For months, Housing Commissioner Joe Mascia has been warning Mayor Byron Brown about mismanagement at the Buffalo Municipal Housing Authority — which exposes the agency to federal receivership by the Department of Housing and Urban Development.
“They are using federal monies for political purposes,” Commissioner Mascia alleges.
Mayor Brown appoints five of the agency’s seven commissioners, giving the Mayor firm control over the agency. He has appointed his finance director, Michael Seaman, to serve as the agency’s chairman.
“I’m sure that Seaman meets with the Mayor on a daily basis,” Mascia said. “But he refuses to respond to my emails and phone calls.”
Mascia is one of two resident elected commissioners to a board that the Mayor, in practice, directs. That makes the Mayor responsible for the scandalous corruption and managerial incompetence that is taking place at the agency, says Mascia.
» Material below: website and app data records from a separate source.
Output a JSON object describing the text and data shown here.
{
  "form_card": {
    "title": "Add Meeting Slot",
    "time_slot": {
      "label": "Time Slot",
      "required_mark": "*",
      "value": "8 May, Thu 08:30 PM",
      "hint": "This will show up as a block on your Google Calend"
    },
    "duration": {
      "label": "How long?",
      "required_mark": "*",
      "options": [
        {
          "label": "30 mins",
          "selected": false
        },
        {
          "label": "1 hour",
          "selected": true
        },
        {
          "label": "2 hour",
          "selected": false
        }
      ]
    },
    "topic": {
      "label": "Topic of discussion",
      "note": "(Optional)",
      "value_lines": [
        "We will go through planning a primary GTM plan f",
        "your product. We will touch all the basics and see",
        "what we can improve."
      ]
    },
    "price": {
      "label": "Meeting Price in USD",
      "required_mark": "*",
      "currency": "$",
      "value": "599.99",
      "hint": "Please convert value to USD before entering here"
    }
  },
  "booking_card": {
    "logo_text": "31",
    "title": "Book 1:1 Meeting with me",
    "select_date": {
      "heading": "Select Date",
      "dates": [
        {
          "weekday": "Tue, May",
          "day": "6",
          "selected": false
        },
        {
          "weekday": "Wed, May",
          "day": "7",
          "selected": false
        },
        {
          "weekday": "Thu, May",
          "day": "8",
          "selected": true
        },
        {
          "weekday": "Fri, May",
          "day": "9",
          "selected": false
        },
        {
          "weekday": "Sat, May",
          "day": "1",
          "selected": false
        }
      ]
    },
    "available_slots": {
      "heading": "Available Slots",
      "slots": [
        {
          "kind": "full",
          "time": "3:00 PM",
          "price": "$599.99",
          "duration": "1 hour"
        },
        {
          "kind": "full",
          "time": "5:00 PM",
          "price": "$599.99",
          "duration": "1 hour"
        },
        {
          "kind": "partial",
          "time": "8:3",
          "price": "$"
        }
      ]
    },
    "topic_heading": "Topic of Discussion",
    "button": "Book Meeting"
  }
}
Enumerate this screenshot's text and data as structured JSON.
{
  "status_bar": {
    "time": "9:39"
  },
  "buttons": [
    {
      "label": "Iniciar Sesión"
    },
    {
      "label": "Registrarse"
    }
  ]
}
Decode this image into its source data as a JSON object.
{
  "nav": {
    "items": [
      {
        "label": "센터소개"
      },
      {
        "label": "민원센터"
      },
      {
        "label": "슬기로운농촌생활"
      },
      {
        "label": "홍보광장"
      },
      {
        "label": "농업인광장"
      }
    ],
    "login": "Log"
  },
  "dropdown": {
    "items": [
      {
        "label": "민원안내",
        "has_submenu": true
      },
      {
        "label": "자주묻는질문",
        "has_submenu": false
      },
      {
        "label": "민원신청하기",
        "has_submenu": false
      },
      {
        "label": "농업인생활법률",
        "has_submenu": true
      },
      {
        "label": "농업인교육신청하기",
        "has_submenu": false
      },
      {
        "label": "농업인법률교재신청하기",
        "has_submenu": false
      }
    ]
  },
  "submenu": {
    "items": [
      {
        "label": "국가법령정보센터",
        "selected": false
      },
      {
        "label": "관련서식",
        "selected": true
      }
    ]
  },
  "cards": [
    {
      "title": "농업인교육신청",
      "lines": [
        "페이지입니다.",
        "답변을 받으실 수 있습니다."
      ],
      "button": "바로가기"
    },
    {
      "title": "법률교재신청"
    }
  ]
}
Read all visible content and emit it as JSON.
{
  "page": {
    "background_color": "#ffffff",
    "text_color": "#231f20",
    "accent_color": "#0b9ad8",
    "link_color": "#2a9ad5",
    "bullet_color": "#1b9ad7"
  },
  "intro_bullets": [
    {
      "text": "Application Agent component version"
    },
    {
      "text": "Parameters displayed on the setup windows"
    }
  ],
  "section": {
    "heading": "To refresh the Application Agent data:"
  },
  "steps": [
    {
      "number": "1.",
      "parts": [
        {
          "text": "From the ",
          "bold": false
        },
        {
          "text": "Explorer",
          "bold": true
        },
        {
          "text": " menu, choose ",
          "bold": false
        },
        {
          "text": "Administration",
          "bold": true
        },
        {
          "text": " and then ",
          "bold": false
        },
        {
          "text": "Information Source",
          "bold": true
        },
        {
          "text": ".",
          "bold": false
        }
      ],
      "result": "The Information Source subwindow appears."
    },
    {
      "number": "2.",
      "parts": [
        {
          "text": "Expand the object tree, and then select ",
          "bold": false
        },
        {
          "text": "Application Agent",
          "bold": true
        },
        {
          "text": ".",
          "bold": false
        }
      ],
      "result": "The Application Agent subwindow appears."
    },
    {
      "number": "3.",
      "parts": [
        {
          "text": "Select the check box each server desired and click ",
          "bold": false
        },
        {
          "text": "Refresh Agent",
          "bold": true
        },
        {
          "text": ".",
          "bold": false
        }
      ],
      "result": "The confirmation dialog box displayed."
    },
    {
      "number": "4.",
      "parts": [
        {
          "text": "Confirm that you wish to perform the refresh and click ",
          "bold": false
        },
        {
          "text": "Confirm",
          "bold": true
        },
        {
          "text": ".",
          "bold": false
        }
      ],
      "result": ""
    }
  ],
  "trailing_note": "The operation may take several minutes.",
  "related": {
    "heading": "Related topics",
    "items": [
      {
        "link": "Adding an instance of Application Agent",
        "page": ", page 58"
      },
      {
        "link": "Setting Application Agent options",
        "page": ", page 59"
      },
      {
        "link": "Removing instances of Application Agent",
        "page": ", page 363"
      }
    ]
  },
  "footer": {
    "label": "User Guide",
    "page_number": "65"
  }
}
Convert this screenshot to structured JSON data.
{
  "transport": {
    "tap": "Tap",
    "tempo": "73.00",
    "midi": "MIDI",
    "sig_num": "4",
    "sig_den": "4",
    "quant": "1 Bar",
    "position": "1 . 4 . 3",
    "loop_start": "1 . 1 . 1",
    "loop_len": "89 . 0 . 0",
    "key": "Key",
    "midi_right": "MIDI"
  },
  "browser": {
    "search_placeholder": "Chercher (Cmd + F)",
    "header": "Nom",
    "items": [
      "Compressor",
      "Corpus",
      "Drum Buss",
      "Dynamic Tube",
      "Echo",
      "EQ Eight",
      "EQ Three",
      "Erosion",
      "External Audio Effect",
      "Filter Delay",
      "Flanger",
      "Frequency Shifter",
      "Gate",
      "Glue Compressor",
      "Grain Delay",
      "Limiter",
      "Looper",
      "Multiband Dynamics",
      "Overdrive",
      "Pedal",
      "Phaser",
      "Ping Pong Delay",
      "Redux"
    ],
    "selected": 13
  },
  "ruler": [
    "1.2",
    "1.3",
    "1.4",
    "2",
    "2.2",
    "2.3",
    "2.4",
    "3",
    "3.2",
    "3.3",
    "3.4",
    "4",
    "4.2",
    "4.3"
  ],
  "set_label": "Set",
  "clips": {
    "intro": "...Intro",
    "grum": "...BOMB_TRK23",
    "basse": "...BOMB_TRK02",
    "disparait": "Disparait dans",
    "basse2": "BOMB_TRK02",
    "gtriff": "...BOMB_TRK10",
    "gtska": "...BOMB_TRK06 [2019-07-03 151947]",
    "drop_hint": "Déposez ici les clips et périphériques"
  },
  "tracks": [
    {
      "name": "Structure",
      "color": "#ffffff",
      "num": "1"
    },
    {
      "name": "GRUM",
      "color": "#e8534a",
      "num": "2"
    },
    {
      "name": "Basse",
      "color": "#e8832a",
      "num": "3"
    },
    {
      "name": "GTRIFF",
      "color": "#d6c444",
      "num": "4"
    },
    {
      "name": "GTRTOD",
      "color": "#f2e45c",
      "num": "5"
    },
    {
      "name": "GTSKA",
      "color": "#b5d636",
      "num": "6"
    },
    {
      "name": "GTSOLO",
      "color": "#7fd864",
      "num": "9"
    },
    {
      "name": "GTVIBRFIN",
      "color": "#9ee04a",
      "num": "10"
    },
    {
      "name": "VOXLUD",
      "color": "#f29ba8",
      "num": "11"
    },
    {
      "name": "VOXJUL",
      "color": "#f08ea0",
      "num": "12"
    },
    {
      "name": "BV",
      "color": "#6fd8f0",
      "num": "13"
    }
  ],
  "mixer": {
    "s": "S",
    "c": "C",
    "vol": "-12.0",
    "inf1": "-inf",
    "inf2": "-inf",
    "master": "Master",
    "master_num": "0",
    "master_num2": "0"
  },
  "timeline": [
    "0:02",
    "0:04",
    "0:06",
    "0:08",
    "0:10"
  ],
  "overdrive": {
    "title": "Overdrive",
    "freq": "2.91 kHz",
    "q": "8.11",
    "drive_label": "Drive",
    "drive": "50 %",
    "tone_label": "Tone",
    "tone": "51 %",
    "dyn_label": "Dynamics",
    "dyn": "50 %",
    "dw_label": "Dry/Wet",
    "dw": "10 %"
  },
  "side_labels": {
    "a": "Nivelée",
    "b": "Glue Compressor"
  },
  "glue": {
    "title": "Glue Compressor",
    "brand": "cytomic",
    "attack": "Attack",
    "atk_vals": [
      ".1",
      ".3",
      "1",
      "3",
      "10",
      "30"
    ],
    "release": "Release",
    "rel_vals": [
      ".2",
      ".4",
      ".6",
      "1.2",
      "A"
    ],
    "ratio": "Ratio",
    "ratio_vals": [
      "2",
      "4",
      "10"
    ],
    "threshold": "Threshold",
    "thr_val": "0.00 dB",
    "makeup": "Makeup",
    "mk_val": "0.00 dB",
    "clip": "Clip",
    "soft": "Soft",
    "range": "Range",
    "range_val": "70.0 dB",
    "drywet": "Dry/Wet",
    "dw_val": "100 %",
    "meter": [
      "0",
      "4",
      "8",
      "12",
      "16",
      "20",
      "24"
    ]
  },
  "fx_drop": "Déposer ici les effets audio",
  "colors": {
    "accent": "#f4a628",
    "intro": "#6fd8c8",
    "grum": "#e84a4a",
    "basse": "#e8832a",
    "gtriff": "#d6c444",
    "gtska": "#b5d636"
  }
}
“He is responsible, and when we fall into federal receivership — it’s going to be on him,” Mascia concludes.
Mascia has been advancing a tenant backed turnaround plan for the agency that ends the agency’s security contract with the Buffalo Police Department and replaces the current Mayoral appointments to the board with experts in accounting, law, development, property management, and urban planning.
He has also called for a new Executive Director and senior management team — including replacing the General Counsel and Assistant Executive Director.
The Executive Director, Dawn Garrett-Sanders is the goddaughter of Assemblywoman Crystal Peoples-Stokes. She was hired through a Board selection process led by Betty Calvos Torres, who was later appointed to a city judgeship. She lost a previous job with the city.
Assemblywoman Peoples-Stokes has been known to use the agency for her own patronage. She has several friends and relatives at the agency, including her husband.
Commissioner Mascia doesn’t have kind words for her deputy, either.
“Modesto Candelario [the Assistant Executive Director] has a creative financial plan: not pay any vendors. That makes the bottom line look good. With money in and no money out, it gives a false impression on the books that everything is ok,” explains Mascia. “You have to give him credit for being creative and devious at the same time.”
“We need someone with real property management experience,” Mascia says. “I would bring in someone from the private sector.”
Mascia supports a phased transition to a system of resident managed corporations that would independently manage each of the agency’s 31 properties.
Others support a state receivership of the agency in order to stabilize the system, which houses over 12,000 residents. Improvement needs have been estimated in the range of several hundred million dollars.
Some of the agency’s properties have fallen into a state of disrepair and could cost hundreds of millions to transform into mixed use neighborhoods.
Observers think the state would be more able to mobilize resources for necessary improvements. While Mascia does not support receivership, he acknowledges that it may be inevitable because of the pervasive managerial incompetence at the agency.
——-Original Message——-From:email@example.comDate: 3/27/2015 6:34:15 AMSubject: Fw: Stunning incompetence at Housing Authority has residents concernedStill need to meet with you. Things are starting to unravel. The executive staff can’t be saved. I have a plan that can save the Authority before receivership. Seaman has lost credibility. He should resign.Any time or any place. Needs to happen sooner than later. 289-9861Joe
“The Mayor needs to step up and listen. There is a problem. Not accepting it isn’t a solution and if there is no action there is no Housing Authority. The residents will suffer,” he says, explaining that he is the only person at the authority who is trying to steer the agency away from receivership.
“I still think that there may be criminal charges against some of the Executive staff,” Mascia says.
“You have a Board of appointed Commissioners that refuse to know what’s really going on and don’t ask questions. Their philosophy is if they don’t know they can’t be held responsible,” he explains. “Guess what, the Executive Director can get fired but the Board can go to jail!”
The Mayor communicates to the board entirely through Seaman, the Commissioner alleges.